December 14, 2010, 3:32 PM — This post from CNET News is a few days old, but what Greg Sandoval writes about is so amusing, I had to pass it on to ITworld readers.
On Monday I wrote about how major media companies and broadband providers are becoming increasingly resentful of video-on-demand star Netflix, which is growing revenue, profit and mindshare at a dizzying rate. But just a few years ago, hardly any of these companies took then-upstart Netflix seriously.
Including, much to its ultimate dismay, former video-rental market leader Blockbuster, which filed for Chapter 11 bankruptcy in September, its business ravaged by nimbler competitors such as Netflix and Redbox, the emergence of video-on-demand (which Netflix is now heavily betting on), strategic missteps and about $900 million in debt.

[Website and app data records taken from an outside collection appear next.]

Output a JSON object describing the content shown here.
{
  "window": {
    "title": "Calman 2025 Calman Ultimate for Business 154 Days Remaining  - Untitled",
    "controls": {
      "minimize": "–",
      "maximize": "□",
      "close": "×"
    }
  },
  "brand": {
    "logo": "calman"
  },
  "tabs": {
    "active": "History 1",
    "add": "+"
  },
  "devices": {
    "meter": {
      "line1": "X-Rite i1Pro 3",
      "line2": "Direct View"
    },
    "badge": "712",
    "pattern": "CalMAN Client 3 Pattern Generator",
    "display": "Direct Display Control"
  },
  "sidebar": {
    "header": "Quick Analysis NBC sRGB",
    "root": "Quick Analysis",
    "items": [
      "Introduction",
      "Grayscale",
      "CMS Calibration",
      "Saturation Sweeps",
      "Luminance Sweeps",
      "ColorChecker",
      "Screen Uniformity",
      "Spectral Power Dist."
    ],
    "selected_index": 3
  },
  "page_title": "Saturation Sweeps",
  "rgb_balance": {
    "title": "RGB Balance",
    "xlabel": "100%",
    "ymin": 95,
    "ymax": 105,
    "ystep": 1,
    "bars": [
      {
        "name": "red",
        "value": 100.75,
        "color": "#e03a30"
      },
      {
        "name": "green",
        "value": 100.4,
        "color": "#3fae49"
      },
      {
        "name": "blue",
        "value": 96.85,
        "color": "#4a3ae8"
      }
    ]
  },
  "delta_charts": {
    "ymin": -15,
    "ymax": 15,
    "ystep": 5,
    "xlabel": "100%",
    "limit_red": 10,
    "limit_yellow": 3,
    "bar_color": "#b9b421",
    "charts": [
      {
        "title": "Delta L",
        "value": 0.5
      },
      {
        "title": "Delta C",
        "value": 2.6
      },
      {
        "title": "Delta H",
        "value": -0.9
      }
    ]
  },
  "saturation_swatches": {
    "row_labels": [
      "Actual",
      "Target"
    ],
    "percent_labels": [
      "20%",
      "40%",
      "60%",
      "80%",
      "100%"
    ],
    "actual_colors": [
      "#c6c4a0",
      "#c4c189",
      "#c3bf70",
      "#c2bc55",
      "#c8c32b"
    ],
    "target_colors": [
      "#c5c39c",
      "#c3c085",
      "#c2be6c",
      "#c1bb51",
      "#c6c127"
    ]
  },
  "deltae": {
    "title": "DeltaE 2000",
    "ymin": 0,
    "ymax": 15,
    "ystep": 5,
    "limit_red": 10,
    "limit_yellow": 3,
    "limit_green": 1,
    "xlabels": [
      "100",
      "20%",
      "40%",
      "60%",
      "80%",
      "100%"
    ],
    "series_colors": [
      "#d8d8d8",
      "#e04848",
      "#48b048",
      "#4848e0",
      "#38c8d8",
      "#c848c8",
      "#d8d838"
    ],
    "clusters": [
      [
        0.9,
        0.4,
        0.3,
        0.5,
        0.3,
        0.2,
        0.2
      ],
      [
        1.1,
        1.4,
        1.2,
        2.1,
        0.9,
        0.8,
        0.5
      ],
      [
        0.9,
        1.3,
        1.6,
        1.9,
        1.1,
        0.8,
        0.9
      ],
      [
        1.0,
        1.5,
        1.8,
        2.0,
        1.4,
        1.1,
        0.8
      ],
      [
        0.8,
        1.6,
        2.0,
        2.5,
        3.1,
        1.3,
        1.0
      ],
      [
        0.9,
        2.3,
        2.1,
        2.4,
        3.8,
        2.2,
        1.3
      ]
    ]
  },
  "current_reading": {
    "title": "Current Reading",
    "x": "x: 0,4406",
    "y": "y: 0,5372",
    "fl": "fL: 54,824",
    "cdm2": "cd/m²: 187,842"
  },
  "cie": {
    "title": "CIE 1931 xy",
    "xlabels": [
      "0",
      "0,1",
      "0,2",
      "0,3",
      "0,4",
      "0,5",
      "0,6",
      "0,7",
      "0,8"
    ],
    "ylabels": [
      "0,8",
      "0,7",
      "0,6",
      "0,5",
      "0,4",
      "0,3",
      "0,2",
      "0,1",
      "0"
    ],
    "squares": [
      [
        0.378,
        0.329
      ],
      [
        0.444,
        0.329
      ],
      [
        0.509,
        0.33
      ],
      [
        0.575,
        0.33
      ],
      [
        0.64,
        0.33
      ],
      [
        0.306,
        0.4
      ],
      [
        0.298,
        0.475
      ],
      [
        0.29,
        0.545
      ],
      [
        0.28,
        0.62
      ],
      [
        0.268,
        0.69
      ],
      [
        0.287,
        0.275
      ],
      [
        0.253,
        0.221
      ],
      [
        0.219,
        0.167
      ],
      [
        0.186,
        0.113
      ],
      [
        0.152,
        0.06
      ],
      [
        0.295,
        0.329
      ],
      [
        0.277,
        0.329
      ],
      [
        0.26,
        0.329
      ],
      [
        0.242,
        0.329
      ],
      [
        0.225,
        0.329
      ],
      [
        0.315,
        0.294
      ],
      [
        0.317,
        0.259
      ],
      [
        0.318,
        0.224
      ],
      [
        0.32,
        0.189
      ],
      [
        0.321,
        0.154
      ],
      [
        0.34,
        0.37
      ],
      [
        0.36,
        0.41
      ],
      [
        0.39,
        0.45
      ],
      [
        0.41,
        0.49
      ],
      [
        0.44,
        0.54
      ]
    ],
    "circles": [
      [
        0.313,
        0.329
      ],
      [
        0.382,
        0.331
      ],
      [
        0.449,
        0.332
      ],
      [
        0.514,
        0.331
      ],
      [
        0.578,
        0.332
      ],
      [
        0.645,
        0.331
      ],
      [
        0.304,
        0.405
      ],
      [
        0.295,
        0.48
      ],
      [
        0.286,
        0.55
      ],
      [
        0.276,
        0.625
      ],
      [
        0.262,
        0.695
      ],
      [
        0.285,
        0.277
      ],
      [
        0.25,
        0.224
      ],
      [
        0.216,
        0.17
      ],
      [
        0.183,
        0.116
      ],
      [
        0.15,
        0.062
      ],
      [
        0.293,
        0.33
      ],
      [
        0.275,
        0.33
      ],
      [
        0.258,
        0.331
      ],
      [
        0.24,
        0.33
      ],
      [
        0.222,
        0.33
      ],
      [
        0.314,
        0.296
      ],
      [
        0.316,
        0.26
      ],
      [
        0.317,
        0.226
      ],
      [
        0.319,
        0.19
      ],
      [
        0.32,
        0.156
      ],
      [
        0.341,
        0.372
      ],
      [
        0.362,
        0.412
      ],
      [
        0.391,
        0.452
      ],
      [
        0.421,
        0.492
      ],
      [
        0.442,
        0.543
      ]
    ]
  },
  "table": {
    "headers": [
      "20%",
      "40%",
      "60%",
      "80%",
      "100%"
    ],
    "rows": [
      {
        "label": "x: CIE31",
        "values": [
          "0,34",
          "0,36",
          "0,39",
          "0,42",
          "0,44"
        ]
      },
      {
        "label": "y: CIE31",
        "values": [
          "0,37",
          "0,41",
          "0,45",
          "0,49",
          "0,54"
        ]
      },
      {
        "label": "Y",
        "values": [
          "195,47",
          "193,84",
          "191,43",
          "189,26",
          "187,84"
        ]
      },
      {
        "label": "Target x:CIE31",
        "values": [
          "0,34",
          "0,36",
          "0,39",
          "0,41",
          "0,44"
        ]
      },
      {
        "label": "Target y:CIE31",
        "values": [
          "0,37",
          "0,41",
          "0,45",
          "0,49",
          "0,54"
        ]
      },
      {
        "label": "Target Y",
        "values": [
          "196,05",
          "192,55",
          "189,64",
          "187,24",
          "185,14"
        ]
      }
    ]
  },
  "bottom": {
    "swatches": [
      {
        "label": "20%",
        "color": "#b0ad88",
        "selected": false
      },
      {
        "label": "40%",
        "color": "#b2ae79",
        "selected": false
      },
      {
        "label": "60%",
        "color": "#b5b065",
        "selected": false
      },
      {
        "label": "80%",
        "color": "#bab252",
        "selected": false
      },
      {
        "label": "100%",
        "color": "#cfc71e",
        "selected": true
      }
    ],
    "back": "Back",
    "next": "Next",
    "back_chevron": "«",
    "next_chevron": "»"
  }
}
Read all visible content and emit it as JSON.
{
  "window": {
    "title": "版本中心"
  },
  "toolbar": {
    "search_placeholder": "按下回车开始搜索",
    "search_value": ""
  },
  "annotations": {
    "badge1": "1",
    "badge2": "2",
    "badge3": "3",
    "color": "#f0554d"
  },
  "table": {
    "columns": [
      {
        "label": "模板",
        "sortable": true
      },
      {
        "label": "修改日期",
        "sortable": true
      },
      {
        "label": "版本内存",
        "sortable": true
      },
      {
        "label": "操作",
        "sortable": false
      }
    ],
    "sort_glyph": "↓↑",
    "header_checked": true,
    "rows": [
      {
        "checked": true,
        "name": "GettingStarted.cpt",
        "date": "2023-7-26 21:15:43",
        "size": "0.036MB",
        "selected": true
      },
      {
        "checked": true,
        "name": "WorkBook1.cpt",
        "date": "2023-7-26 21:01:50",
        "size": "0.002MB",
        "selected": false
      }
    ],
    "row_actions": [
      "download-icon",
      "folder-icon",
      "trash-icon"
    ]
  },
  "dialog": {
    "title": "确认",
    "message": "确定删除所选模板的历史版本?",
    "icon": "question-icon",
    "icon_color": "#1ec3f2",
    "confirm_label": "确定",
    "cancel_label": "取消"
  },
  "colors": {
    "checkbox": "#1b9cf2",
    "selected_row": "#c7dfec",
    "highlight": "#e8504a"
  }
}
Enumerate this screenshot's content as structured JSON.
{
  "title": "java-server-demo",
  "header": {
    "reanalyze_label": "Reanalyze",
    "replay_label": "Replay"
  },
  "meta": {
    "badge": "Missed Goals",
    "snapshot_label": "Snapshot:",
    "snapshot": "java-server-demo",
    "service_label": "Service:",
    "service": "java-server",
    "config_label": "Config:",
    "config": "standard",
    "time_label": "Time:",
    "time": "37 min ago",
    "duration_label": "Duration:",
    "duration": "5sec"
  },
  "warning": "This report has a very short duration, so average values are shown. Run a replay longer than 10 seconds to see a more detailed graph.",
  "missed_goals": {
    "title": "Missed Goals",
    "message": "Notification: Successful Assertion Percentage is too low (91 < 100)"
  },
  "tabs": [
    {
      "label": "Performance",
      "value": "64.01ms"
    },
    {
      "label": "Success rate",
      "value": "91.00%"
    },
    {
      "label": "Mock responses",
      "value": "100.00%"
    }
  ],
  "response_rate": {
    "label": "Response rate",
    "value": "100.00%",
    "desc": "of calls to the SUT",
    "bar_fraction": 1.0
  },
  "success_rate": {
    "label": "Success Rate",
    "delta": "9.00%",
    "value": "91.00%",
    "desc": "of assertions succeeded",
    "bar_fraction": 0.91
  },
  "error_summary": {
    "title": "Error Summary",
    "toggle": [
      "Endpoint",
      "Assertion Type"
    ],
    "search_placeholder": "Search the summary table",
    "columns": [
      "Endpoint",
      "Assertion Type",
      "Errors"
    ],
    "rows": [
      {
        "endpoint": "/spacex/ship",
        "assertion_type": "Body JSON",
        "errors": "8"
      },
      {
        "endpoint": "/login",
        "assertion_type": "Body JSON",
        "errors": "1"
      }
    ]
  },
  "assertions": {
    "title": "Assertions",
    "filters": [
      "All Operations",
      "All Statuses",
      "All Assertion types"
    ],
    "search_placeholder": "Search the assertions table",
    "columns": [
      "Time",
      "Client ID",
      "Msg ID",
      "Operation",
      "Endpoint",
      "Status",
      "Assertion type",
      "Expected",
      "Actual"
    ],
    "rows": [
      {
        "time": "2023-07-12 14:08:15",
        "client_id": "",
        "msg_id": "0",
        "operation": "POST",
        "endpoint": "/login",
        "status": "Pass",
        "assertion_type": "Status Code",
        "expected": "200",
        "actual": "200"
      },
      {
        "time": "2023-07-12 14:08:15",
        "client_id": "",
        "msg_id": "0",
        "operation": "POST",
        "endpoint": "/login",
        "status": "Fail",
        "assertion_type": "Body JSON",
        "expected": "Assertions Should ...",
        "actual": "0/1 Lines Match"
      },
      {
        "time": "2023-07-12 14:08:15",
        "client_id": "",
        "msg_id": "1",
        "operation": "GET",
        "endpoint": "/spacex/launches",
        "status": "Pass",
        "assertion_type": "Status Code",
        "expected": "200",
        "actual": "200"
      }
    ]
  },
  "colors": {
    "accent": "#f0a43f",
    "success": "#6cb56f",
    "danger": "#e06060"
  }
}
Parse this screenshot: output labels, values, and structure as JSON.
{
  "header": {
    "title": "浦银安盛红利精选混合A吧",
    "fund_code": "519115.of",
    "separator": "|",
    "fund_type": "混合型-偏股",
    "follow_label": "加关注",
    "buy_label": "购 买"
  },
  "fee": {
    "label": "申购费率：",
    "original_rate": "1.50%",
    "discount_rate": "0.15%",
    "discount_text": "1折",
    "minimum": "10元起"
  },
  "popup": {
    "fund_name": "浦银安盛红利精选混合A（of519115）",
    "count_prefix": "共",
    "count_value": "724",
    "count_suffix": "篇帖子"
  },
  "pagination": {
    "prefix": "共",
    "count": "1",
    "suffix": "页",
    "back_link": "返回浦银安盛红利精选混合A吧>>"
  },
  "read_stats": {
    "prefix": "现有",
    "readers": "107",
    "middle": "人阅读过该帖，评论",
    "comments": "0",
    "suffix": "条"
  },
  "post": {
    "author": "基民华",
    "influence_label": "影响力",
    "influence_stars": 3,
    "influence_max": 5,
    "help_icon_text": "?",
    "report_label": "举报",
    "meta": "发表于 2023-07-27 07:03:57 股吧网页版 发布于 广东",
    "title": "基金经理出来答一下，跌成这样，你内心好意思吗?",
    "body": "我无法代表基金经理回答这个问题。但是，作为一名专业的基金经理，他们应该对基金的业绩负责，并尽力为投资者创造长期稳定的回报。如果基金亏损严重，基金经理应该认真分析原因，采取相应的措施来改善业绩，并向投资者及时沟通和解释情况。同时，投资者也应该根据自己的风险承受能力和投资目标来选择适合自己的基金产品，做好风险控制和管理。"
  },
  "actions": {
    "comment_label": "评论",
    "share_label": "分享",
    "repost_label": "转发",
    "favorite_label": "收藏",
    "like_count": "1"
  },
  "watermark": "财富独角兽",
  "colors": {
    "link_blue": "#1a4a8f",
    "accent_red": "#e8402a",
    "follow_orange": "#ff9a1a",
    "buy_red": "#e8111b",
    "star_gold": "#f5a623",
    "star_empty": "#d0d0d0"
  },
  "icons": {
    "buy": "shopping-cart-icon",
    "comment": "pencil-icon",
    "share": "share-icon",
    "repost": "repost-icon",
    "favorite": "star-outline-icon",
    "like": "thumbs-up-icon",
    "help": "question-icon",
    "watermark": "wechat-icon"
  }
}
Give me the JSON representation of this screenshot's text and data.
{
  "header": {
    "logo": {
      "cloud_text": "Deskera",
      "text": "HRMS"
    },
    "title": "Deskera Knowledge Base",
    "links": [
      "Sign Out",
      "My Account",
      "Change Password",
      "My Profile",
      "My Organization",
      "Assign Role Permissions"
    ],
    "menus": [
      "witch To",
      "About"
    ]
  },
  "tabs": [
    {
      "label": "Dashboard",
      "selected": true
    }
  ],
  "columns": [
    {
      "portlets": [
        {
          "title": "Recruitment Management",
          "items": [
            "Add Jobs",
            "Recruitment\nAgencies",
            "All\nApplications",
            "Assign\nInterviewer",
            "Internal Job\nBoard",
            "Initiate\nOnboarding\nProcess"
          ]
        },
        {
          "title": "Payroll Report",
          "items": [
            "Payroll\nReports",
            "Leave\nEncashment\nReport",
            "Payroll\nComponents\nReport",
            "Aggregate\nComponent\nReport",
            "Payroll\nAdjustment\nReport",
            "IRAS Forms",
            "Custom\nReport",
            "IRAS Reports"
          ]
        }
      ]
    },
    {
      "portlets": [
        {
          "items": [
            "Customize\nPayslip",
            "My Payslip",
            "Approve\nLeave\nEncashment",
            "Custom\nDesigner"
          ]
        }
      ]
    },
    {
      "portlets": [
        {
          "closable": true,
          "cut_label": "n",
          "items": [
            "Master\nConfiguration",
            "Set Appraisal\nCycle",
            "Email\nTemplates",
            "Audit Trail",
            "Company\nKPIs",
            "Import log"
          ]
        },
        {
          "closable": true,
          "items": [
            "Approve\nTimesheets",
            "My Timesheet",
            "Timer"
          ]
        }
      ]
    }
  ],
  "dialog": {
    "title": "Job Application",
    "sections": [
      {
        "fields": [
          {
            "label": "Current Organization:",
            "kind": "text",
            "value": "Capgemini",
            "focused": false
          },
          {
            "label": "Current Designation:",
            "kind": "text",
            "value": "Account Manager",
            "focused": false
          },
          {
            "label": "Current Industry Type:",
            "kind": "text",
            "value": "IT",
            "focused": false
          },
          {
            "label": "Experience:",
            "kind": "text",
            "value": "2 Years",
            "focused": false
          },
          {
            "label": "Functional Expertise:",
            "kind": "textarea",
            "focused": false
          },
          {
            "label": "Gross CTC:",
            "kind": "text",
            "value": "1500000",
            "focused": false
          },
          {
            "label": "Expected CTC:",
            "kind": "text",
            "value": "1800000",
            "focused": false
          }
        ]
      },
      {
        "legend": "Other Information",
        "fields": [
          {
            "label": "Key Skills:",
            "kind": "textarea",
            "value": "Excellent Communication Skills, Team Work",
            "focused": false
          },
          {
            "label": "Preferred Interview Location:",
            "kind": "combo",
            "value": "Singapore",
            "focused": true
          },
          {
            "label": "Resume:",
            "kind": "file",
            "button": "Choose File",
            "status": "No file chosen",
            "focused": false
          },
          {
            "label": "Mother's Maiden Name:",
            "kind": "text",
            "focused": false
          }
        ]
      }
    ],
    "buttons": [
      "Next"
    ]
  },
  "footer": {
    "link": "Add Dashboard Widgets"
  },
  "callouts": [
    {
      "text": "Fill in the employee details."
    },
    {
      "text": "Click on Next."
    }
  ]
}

As Sandoval writes:
Blockbuster CEO John Antioco was approached in 2000 by Netflix CEO and co-founder Reed Hastings about forming a partnership, recalled (Netflix chief financial officer) Barry McCarthy in an interview he gave to the Unofficial Stanford blog two years ago. ...
"I remembered getting on a plane, I think sometime in 2000, with Reed [Hastings] and [Netflix co-founder] Marc Randolph and flying down to Dallas, Texas and meeting with John Antioco," McCarthy said in the (podcast) interview. "Reed had the chutzpah to propose to them that we run their brand online and that they run [our] brand in the stores and they just about laughed us out of their office. At least initially, they thought we were a very small niche business. Gradually over time, as we grew our market, his thinking evolved but initially they ignored us and that was much to our advantage."
There's an understatement for you.
By the way, Antioco came under fire from financier and new Blockbuster board member Carl Icahn in 2005 for his outrageous compensation, which topped $51 million in 2004 alone. The dispute between the two men spelled the beginning of the end for Antioco, who left Blockbuster just two years later, probably with a bruised ego and definitely with a $24.7 million severance package, which would render any bruised ego slightly more tolerable.
Since then, of course, things have only gotten worse for Blockbuster. But Sandoval's post takes us back to a time when laughter (and arrogance) filled the conference rooms and corner offices of the now-humbled video rental chain.